"A synchronized global recovery is improving Asia’s growth prospects and will prompt the region’s central banks to begin normalizing policy," said Chua Hak Bin, a Singapore-based senior economist with Maybank Kim Eng Research. "Policy divergence will slowly morph into policy synchronization."
Candidates to tighten could include the Philippines and Singapore, with potential for Indonesia to follow.
Still, a return to the days of moving in tandem with the Federal Reserve appear to be far away. While Janet Yellen has pulled the trigger four times since 2015, her Asian counterparts haven’t responded. Contained wage costs and subdued commodity prices are keeping a lid on inflation in much of Asia.
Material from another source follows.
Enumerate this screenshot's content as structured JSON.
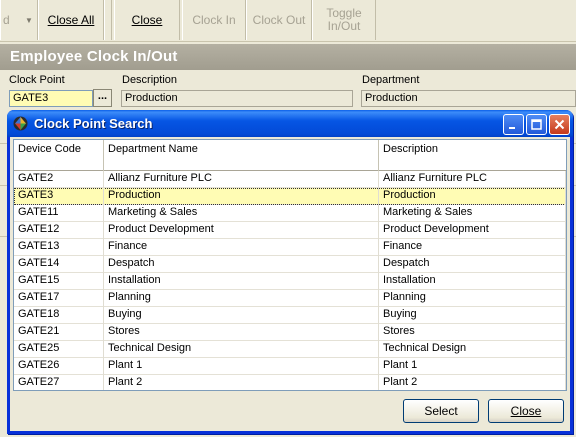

Signs of a breakout in China’s factory prices--once tipped to revive global inflation--are fading.
"They won’t be front-runners right after the Fed," Alicia Garcia Herrero, chief Asia-Pacific economist at Natixis SA in Hong Kong, told Bloomberg Television’s Yvonne Man.
Stronger currencies and soaring debt are other reasons why Asia’s central banks are cautious about lifting interest rates. China’s total debt pile has climbed to 260 percent of the economy’s size from 160 percent in 2008. Japan’s borrowing is more than twice the size of gross domestic product and household leverage in South Korea and Australia is at records.
Asia’s economies are also well placed to handle capital outflows in case major central banks raise rates, noted Shilan Shah, a Singapore-based economist at Capital Economics.
Then there’s Donald Trump. The threat of heightened trade tensions between the U.S. and China continue to linger, and the latest trade flare-up comes with South Korea. On top of this, there are worries over how the U.S. president will respond to North Korea, which weighs on sentiment.
China’s central bank is straddling both sides of the debate. On the one hand, it raised borrowing costs in the money market to cut leverage and to support the yuan, only to ease again. Growth in China’s broad money supply was the slowest on record in June. At the same time, growth in on-balance-sheet bank loans beat analyst expectations.
That’s because policy makers are ensuring sufficient credit is flowing to keep the economy on track for the government’s growth target of at least 6.5 percent this year. Gross domestic product is expected to grow at 6.8 percent in the first half, well above the official target, according to the median forecast of economists surveyed by Bloomberg.
"China’s monetary policy will remain neutral, not too tight or loose," said Gao Yuwei, a researcher at the Bank of China Ltd.’s Institute of International Finance in Beijing. "Unless there’s a big slide in economic growth."
Even as the the Bank of Japan’s balance sheet approaches almost the full size of the $4.8 trillion economy, Governor Haruhiko Kuroda’s price goal of 2 percent remains nowhere in sight. Core inflation excluding fresh food is stuck at around a half percent. Most economists surveyed by Bloomberg don’t expect any form of tightening until after Kuroda’s current term ends in April next year.
Besides, any tightening by the Fed or other trading partners is a positive for Japan as it will help to keep the yen weak. Kuroda, a former top currency bureaucrat, last month pledged to stick with the record easing program. The yen has weakened about 2 percent against the dollar since his remarks a month ago.
For India, record-low inflation has raised questions over the country’s growth prospects and added pressure on the central bank to lower rates perhaps as early as next month. With inflation expectations anchored in the near term, unemployment rising and capital investments slowing sharply, the Reserve Bank of India may just abandon its neutral policy bias adopted just over five months ago.
Indonesia was Asia’s biggest rate-cutter last year, easing monetary policy six times, but has been on hold since October, signaling a neutral stance.
"Most Asian central banks will remain on hold well into 2018," said Rob Carnell, chief economist for Asia at ING in Singapore.
— With assistance by Nasreen Seria, Yinan Zhao, Toru Fujioka, David Ingles, Yvonne Man, and Anirban Nag